#### Directions:
Copy out each line of the data that holds the string "YANTAI".

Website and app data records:
════════

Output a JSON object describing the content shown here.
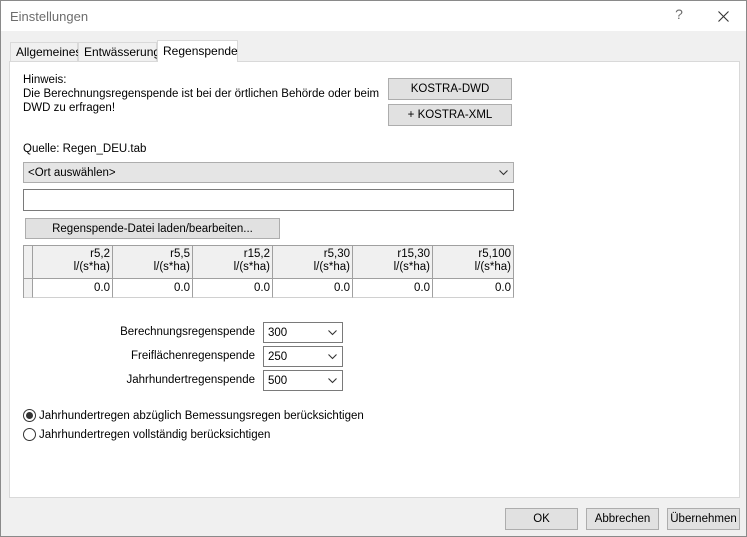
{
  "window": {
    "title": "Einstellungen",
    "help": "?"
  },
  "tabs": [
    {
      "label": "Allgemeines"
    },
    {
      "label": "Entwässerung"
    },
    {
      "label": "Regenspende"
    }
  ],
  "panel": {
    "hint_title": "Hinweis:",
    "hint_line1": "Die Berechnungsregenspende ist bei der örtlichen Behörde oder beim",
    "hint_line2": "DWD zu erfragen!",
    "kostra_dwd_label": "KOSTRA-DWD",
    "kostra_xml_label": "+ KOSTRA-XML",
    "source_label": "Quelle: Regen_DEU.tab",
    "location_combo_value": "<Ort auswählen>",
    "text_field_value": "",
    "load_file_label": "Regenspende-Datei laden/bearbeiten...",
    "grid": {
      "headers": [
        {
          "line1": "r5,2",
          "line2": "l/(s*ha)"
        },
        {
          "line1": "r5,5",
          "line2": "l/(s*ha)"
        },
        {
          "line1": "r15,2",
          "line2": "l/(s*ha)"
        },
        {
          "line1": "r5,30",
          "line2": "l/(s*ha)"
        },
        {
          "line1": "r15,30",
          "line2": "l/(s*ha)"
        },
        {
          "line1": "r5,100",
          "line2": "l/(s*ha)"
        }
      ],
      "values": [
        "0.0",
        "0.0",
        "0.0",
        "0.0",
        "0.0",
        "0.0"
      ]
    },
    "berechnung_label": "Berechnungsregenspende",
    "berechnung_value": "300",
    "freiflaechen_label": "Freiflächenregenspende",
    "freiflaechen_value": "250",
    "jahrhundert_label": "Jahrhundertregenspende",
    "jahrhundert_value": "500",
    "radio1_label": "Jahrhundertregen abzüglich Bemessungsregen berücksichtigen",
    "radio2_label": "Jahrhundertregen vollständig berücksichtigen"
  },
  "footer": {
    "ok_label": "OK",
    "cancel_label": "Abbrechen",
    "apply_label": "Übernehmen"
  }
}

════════

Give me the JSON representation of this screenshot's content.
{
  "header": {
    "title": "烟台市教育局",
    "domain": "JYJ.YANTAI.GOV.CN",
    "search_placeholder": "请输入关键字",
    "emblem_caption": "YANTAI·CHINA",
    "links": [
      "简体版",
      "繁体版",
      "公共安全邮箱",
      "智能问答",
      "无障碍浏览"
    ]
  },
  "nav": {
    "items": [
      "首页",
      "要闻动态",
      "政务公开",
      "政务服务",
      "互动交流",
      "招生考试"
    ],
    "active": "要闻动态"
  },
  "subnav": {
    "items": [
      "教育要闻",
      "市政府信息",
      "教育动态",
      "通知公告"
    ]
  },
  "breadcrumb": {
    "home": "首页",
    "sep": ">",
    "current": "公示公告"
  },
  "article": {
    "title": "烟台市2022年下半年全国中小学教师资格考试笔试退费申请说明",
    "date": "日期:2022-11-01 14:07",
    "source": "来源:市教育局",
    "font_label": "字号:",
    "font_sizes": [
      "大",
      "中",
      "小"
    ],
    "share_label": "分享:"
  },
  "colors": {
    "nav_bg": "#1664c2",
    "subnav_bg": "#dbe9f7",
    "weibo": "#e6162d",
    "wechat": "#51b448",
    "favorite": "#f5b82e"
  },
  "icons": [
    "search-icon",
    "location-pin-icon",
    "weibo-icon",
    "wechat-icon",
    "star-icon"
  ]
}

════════

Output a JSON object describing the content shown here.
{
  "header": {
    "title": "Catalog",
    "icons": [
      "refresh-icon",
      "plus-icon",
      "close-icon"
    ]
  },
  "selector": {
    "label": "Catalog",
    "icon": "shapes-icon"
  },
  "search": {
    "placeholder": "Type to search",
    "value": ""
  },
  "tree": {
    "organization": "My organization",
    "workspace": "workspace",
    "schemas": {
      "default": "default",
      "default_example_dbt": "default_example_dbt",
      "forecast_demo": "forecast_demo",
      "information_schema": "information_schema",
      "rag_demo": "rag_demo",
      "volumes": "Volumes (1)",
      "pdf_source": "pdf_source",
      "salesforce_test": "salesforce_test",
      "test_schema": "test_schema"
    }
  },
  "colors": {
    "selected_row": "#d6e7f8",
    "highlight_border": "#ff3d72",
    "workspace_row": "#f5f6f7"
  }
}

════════

#### Reply:
    "domain": "JYJ.YANTAI.GOV.CN",
    "emblem_caption": "YANTAI·CHINA",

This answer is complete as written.